Documented research shows vaccinations are important to prevent illness and the spread of disease, but over-vaccinating has the potential to cause serious future health concerns for our animal friends. While there is no question that vaccinations have saved millions of lives over the years, animals of certain susceptible breeds or families appear to be at increased risk for severe and lingering adverse reactions to vaccines. In cats, while adverse vaccine reactions may be less common, aggressive tumors (fibrosarcomas) can occasionally arise at the site of vaccination. We are not talking about minor and temporary "flu" like symptoms, such as fever, body aches, and sleepiness that we often associate following a vaccination. We are talking about more serious symptoms, such as developing or escalating tumors/cancer, seizures, thyroid/kidney disease, or worse...complete immune system failure and/or death. All of these symptoms/illnesses have been well documented throughout the years in various veterinary literature and over the past few years veterinarians are starting to see a trend..."Over-vaccinating has the potential to cause more future health problems; therefore, we need to reevaluate our current vaccination protocol." While the incidence is low, only a few per thousand—do we really want to take a chance? Mind you...we are not trying to scare you, but to inform you of the all the risks and possibilities before giving a vaccination. We must remember that core vaccinations are needed/required as young animals both for their individual health and the health of the population. However, each animal is unique and thus healthcare needs a more personalized approach in treatment as well as vaccinations.

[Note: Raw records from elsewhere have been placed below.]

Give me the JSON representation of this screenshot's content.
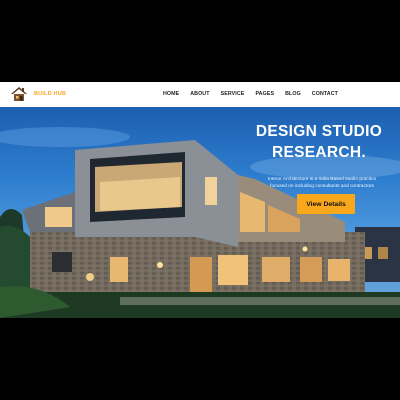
{
  "nav": {
    "brand": "BUILD HUB",
    "items": [
      "HOME",
      "ABOUT",
      "SERVICE",
      "PAGES",
      "BLOG",
      "CONTACT"
    ]
  },
  "hero": {
    "title_line1": "DESIGN STUDIO",
    "title_line2": "RESEARCH.",
    "text_line1": "Interor Architecture is a India Based studio practice",
    "text_line2": "focused on including consultants and contractors",
    "button": "View Details"
  },
  "colors": {
    "accent": "#f9a81b",
    "sky": "#2f7fd0"
  },
  "icons": {
    "logo": "house-logo-icon"
  }
}
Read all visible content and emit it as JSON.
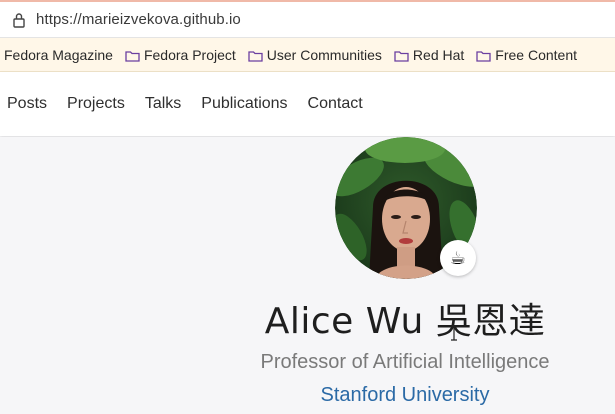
{
  "browser": {
    "url": "https://marieizvekova.github.io",
    "bookmarks": [
      {
        "label": "Fedora Magazine",
        "has_folder": false
      },
      {
        "label": "Fedora Project",
        "has_folder": true
      },
      {
        "label": "User Communities",
        "has_folder": true
      },
      {
        "label": "Red Hat",
        "has_folder": true
      },
      {
        "label": "Free Content",
        "has_folder": true
      }
    ]
  },
  "nav": {
    "items": [
      "Posts",
      "Projects",
      "Talks",
      "Publications",
      "Contact"
    ]
  },
  "profile": {
    "name": "Alice Wu 吳恩達",
    "role": "Professor of Artificial Intelligence",
    "organization": "Stanford University",
    "badge_emoji": "☕"
  },
  "colors": {
    "link": "#2b6aa6",
    "bookmark_bar": "#fff7e8",
    "background": "#f6f6f8"
  }
}
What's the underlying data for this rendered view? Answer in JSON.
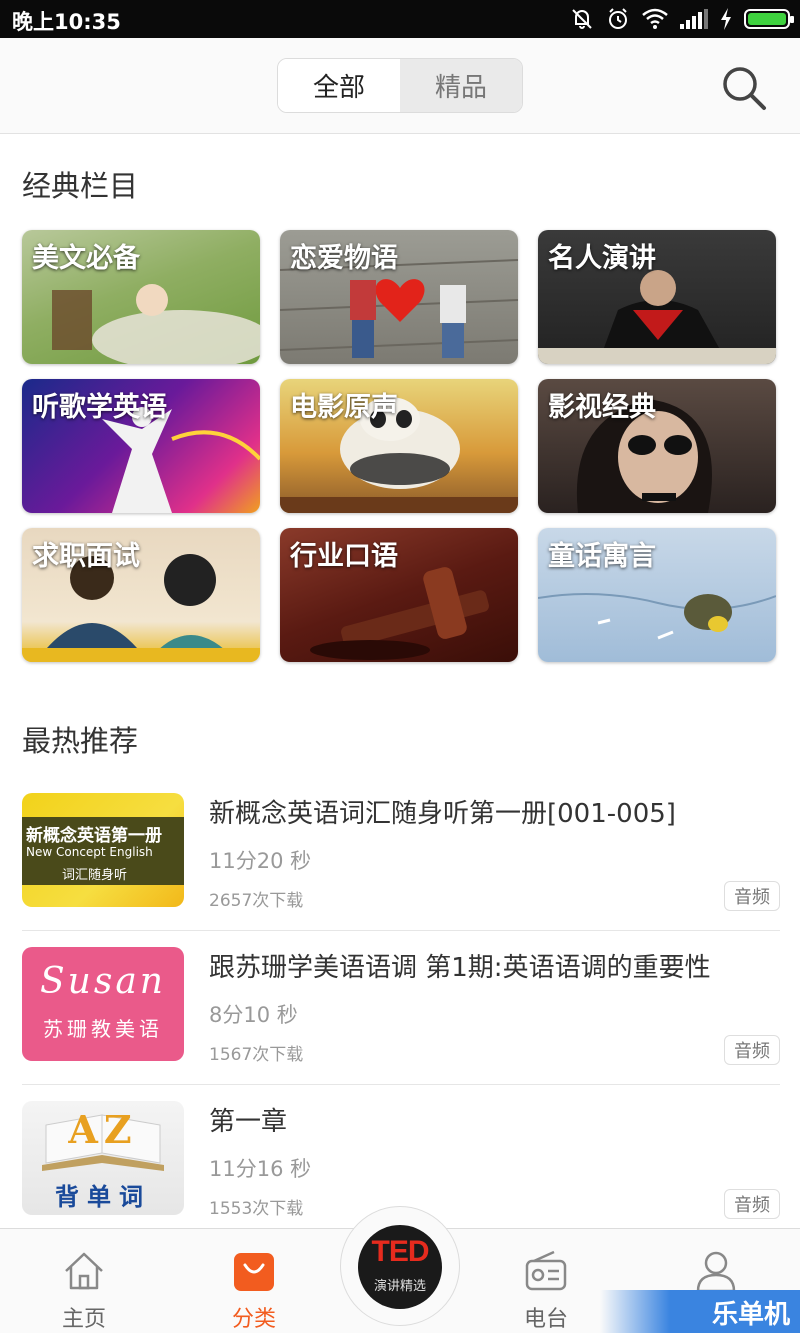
{
  "status_bar": {
    "time": "晚上10:35"
  },
  "top_bar": {
    "segments": [
      {
        "label": "全部",
        "active": true
      },
      {
        "label": "精品",
        "active": false
      }
    ]
  },
  "classic": {
    "title": "经典栏目",
    "tiles": [
      {
        "label": "美文必备"
      },
      {
        "label": "恋爱物语"
      },
      {
        "label": "名人演讲"
      },
      {
        "label": "听歌学英语"
      },
      {
        "label": "电影原声"
      },
      {
        "label": "影视经典"
      },
      {
        "label": "求职面试"
      },
      {
        "label": "行业口语"
      },
      {
        "label": "童话寓言"
      }
    ]
  },
  "hot": {
    "title": "最热推荐",
    "items": [
      {
        "title": "新概念英语词汇随身听第一册[001-005]",
        "duration": "11分20 秒",
        "downloads": "2657次下载",
        "badge": "音频",
        "thumb_lines": [
          "新概念英语第一册",
          "New Concept English",
          "词汇随身听"
        ]
      },
      {
        "title": "跟苏珊学美语语调 第1期:英语语调的重要性",
        "duration": "8分10 秒",
        "downloads": "1567次下载",
        "badge": "音频",
        "thumb_lines": [
          "Susan",
          "苏珊教美语"
        ]
      },
      {
        "title": "第一章",
        "duration": "11分16 秒",
        "downloads": "1553次下载",
        "badge": "音频",
        "thumb_lines": [
          "AZ",
          "背单词"
        ]
      }
    ]
  },
  "bottom_nav": {
    "items": [
      {
        "label": "主页",
        "icon": "home-icon",
        "active": false
      },
      {
        "label": "分类",
        "icon": "bag-icon",
        "active": true
      },
      {
        "label": "电台",
        "icon": "radio-icon",
        "active": false
      },
      {
        "label": "",
        "icon": "person-icon",
        "active": false
      }
    ],
    "center": {
      "logo": "TED",
      "sub": "演讲精选"
    }
  },
  "watermark": "乐单机",
  "colors": {
    "accent": "#f25c1f",
    "battery": "#3fd23f"
  }
}
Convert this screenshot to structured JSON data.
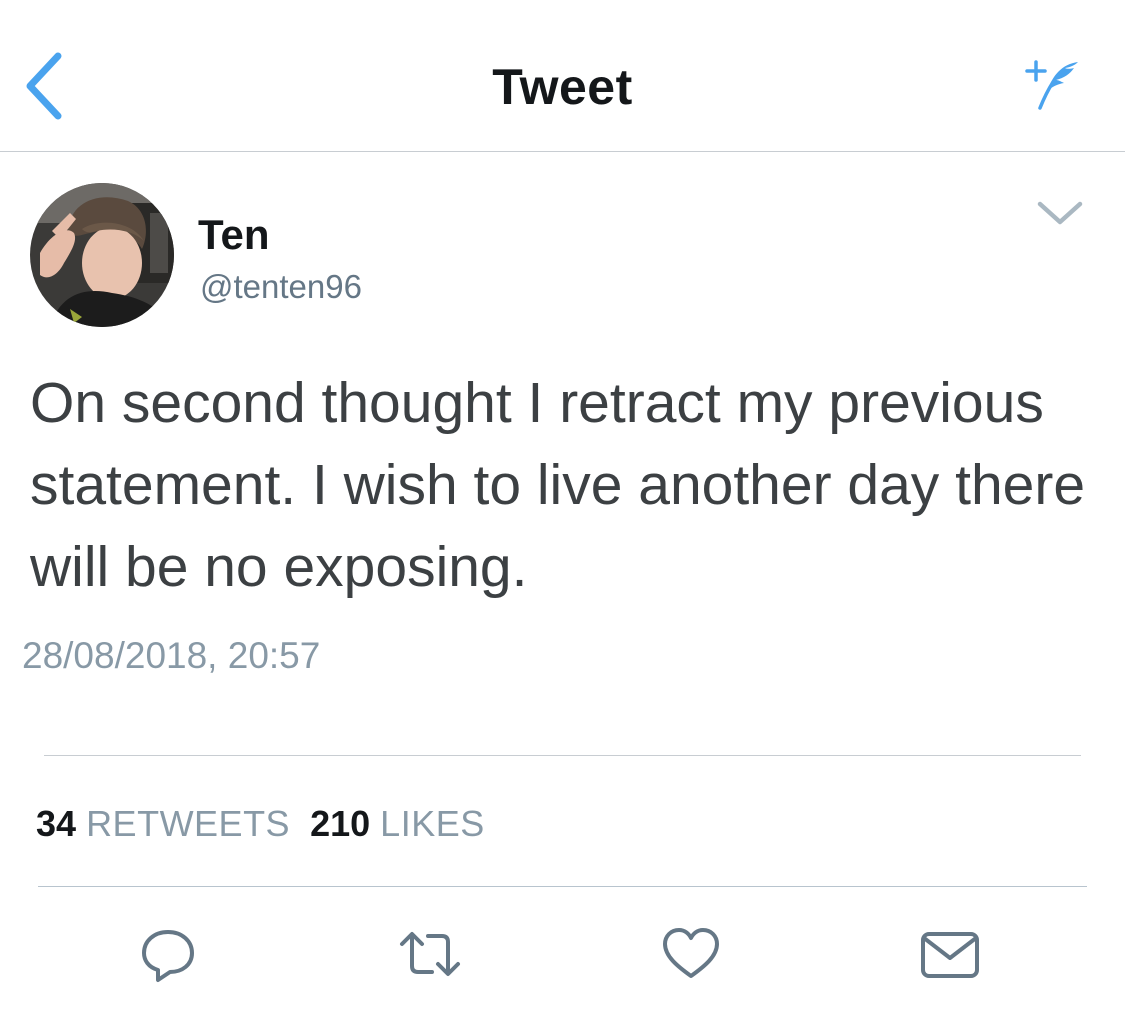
{
  "nav": {
    "title": "Tweet",
    "back_icon": "chevron-left-icon",
    "compose_icon": "compose-feather-icon"
  },
  "tweet": {
    "author": {
      "name": "Ten",
      "handle": "@tenten96"
    },
    "text": "On second thought I retract my previous statement. I wish to live another day there will be no exposing.",
    "timestamp": "28/08/2018, 20:57",
    "stats": {
      "retweets_count": "34",
      "retweets_label": "RETWEETS",
      "likes_count": "210",
      "likes_label": "LIKES"
    }
  },
  "actions": [
    "reply-icon",
    "retweet-icon",
    "like-icon",
    "share-icon"
  ],
  "colors": {
    "accent": "#4aa3ee",
    "icon_gray": "#657786",
    "divider": "#c8cdd2"
  }
}
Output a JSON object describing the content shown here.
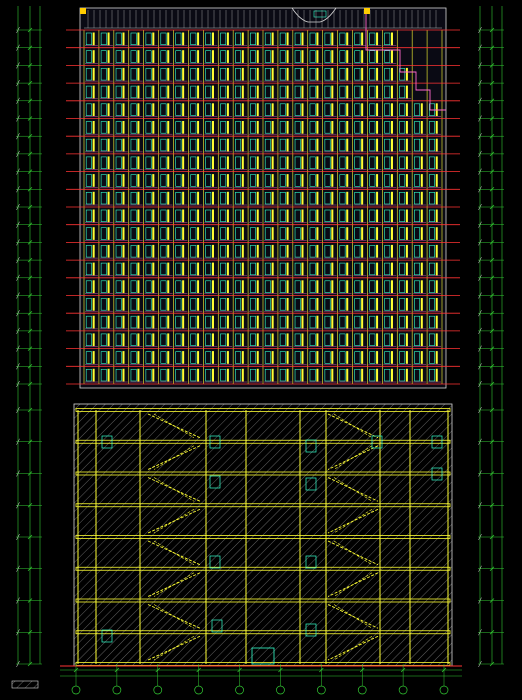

In the past and even currently, vaccine use has become so widespread that most veterinary practices send reminder cards to clients to schedule appointments for their pets based solely on their vaccination schedule. However, recent research shows that vaccine manufacturer's recommendations may have been arbitrary and not based on duration of immunity studies at all. The studies now being conducted to find out how long an immune response can last in a vaccinated animal have revealed that many of the common vaccines confer "immunity" for several years if properly administered. In some cases, a titer test may be taken instead of giving a booster vaccine. A titer is a blood test that will reveal the level of antibodies found in the blood, which functions as a measure of the immune response. For more information on titer testing, you can visit W. Jean Dodds, DVM website. (We also offer titer tested here at the clinic and we use hemopet because we trust their method/results and contribution to and use of their database. Hemopet also quantifies the titer level beyond a positive or negative more ambiguous answer.)
We strongly recommend pet parents to keep up on their pet companion's annual comprehensive examinations. We cannot express enough how preventative medicine is the very key to a long and healthy life for people and their pets. For consideration, our pets' life passes more quickly than ours. One calendar year we experience is equivalent to 4-7 years in both cats and dogs, therefore, it is essential that medical conditions are found early, so treatments can start a.s.a.p. to stay ahead of the illness and hopefully restore optimal health.
We also strongly recommend you stay up-to-date on your pet companion's vaccinations—become informed on current vaccination data/laws and know all your possible vaccination options. A good place to start is visiting the IVC Journal website. IVC Journal has several current articles on vaccinations and other subject matter you may find interesting. The articles also provide the direct links to current studies. If you have questions after reading about vaccinations, this is good because questions open the door for sharing information and for the development of trust; which we strive for here at Universally Holistic Veterinary Services. "We want to give you the most current information on vaccines, so you can make the best and informed decisions to fit your goals and lifestyle concerning your animal companion's health during their annual comprehensive exam."